__Available data__
*** Begin section ***

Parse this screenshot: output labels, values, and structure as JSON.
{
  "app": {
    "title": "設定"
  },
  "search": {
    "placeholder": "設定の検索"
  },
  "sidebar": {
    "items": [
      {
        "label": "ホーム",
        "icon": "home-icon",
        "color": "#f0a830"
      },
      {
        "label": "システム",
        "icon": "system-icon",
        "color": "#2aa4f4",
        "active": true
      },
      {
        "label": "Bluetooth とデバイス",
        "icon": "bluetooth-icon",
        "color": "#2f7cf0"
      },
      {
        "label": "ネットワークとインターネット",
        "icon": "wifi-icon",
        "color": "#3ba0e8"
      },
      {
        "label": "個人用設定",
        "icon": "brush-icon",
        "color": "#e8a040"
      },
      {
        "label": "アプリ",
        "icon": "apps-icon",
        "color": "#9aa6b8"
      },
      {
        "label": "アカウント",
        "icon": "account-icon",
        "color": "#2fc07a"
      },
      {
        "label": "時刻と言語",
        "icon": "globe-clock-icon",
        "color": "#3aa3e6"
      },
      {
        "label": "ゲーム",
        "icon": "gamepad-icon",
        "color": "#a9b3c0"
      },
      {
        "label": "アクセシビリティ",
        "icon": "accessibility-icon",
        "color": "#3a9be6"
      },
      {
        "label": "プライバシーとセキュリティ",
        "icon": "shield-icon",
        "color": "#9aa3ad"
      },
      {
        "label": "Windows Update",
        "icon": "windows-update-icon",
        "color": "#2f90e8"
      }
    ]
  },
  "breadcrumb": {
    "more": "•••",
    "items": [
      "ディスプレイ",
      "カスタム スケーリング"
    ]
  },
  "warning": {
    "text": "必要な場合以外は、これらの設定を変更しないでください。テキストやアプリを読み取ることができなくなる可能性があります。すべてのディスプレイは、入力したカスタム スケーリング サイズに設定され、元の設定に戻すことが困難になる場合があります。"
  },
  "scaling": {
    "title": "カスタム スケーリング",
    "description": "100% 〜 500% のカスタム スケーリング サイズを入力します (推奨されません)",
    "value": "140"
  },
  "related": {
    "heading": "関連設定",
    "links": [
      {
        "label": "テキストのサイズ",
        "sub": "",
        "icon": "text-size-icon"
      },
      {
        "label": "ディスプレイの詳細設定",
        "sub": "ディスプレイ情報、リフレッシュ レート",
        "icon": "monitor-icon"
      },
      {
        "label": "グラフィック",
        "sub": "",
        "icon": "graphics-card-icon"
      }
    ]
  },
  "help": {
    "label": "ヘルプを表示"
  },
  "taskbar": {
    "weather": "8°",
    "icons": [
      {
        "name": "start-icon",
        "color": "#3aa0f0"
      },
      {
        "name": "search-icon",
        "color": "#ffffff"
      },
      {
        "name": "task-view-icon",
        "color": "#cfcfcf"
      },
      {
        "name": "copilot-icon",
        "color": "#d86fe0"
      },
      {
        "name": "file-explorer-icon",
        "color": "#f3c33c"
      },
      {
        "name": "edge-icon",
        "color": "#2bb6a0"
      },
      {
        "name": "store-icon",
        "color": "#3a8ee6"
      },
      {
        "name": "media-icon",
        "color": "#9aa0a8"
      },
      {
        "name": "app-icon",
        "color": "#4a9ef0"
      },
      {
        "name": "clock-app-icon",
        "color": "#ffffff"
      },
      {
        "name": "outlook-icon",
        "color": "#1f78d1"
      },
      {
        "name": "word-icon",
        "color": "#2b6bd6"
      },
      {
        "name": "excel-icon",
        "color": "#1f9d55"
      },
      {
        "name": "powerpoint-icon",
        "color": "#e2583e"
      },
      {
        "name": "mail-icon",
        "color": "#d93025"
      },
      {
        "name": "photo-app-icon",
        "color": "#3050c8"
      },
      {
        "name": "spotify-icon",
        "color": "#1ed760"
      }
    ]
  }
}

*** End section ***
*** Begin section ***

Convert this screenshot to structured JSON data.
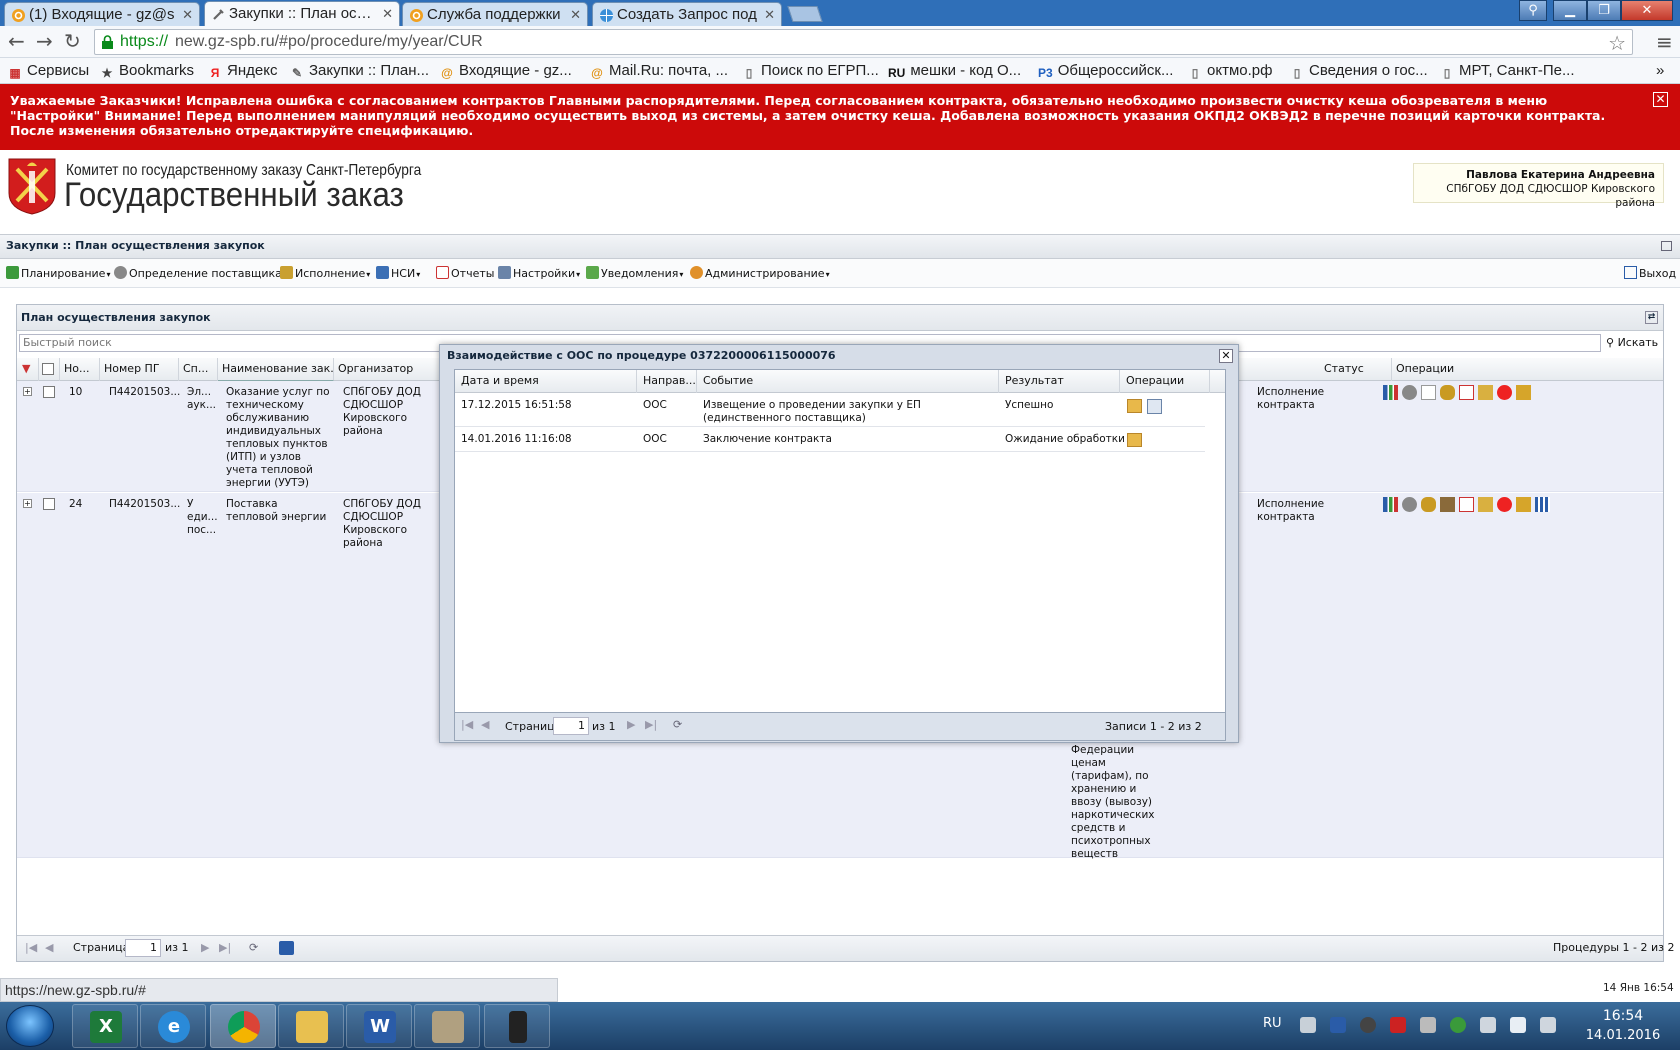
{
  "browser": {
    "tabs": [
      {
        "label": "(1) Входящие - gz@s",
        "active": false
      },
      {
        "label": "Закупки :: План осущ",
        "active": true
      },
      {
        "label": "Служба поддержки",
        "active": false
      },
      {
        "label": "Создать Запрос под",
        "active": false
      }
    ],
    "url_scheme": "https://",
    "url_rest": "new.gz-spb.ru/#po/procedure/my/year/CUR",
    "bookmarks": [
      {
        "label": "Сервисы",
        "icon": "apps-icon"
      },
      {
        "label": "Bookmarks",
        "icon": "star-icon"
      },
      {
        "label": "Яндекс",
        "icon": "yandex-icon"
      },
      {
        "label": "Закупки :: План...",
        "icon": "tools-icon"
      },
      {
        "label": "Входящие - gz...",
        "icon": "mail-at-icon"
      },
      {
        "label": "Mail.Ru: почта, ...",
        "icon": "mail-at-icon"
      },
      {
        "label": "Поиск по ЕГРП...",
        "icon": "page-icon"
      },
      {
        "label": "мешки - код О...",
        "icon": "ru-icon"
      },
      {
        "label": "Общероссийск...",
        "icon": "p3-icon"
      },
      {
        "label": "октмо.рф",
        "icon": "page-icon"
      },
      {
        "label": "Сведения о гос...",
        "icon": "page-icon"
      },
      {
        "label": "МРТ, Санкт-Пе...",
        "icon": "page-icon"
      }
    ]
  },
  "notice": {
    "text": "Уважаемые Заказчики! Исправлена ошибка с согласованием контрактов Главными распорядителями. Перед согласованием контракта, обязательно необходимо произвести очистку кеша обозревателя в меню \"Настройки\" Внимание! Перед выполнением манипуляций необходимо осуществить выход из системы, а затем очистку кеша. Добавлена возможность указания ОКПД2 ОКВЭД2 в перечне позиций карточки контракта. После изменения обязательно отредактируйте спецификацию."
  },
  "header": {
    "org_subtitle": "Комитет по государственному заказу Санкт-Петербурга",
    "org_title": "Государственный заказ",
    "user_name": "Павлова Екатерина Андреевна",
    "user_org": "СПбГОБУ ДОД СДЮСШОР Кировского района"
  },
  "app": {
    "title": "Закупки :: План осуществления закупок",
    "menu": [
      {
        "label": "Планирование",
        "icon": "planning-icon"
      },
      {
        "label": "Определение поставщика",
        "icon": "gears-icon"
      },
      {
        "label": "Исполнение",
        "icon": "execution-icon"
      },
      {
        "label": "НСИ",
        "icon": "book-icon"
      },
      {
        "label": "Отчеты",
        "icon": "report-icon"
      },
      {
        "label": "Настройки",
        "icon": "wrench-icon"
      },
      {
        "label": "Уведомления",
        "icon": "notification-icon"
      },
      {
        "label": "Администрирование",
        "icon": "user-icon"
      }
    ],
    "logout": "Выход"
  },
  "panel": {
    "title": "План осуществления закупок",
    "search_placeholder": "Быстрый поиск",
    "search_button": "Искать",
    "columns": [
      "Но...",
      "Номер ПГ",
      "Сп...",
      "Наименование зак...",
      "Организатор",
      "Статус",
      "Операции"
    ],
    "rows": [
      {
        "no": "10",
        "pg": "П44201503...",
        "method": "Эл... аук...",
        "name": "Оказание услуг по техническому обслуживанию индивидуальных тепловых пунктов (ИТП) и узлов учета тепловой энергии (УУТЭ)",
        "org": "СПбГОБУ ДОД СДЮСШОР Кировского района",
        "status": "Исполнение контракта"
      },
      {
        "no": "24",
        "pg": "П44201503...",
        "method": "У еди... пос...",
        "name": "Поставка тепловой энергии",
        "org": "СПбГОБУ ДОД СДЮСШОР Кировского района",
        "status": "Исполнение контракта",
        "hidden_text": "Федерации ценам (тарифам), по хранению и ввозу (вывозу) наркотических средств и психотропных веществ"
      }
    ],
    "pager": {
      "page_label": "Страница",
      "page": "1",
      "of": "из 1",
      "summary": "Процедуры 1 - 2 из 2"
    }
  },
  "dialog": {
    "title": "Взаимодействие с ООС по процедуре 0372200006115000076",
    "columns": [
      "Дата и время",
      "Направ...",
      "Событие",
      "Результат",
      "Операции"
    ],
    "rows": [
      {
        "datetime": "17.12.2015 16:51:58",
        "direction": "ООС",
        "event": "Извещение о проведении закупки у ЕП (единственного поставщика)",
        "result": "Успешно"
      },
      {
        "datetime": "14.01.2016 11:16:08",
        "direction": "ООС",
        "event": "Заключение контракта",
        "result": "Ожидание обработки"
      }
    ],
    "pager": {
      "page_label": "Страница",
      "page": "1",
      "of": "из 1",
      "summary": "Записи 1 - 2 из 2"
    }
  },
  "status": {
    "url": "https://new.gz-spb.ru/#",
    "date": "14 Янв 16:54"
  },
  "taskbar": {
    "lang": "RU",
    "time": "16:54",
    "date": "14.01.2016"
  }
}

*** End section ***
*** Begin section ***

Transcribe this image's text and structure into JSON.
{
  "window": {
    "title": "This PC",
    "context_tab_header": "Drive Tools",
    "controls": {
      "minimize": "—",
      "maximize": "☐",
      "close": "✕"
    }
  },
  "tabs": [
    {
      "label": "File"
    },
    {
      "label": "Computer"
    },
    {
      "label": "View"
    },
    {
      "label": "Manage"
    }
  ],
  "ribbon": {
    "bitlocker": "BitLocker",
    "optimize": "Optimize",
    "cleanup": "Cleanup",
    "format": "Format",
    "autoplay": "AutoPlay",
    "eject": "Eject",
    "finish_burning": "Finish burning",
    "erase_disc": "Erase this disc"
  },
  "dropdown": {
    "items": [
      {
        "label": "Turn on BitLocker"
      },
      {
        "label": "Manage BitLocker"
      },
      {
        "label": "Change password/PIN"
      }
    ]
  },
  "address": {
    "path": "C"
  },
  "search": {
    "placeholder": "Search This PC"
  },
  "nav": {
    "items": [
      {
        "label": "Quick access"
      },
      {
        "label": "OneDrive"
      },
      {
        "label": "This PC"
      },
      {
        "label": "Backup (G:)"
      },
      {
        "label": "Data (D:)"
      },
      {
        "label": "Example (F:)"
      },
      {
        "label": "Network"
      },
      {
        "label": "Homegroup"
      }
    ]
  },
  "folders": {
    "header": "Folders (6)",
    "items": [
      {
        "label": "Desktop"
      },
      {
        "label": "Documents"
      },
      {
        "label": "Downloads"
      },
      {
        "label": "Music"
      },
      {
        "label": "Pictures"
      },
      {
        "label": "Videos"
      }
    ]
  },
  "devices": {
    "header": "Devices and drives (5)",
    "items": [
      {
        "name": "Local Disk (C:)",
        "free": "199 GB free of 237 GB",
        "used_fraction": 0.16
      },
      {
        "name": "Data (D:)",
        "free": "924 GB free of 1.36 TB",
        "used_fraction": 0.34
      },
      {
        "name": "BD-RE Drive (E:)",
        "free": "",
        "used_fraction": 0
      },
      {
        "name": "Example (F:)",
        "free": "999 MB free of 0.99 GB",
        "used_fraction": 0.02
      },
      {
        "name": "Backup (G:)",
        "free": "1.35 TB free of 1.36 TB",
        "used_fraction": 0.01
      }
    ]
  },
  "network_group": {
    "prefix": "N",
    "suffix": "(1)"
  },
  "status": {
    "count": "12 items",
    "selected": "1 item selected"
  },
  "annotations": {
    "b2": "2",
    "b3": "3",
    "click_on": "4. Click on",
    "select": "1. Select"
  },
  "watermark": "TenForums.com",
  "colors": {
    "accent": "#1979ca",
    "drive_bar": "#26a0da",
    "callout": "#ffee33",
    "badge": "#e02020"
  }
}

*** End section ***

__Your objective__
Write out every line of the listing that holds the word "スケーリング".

__Expected output__
      "カスタム スケーリング"
    "text": "必要な場合以外は、これらの設定を変更しないでください。テキストやアプリを読み取ることができなくなる可能性があります。すべてのディスプレイは、入力したカスタム スケーリング サイズに設定され、元の設定に戻すことが困難になる場合があります。"
    "title": "カスタム スケーリング",
    "description": "100% 〜 500% のカスタム スケーリング サイズを入力します (推奨されません)",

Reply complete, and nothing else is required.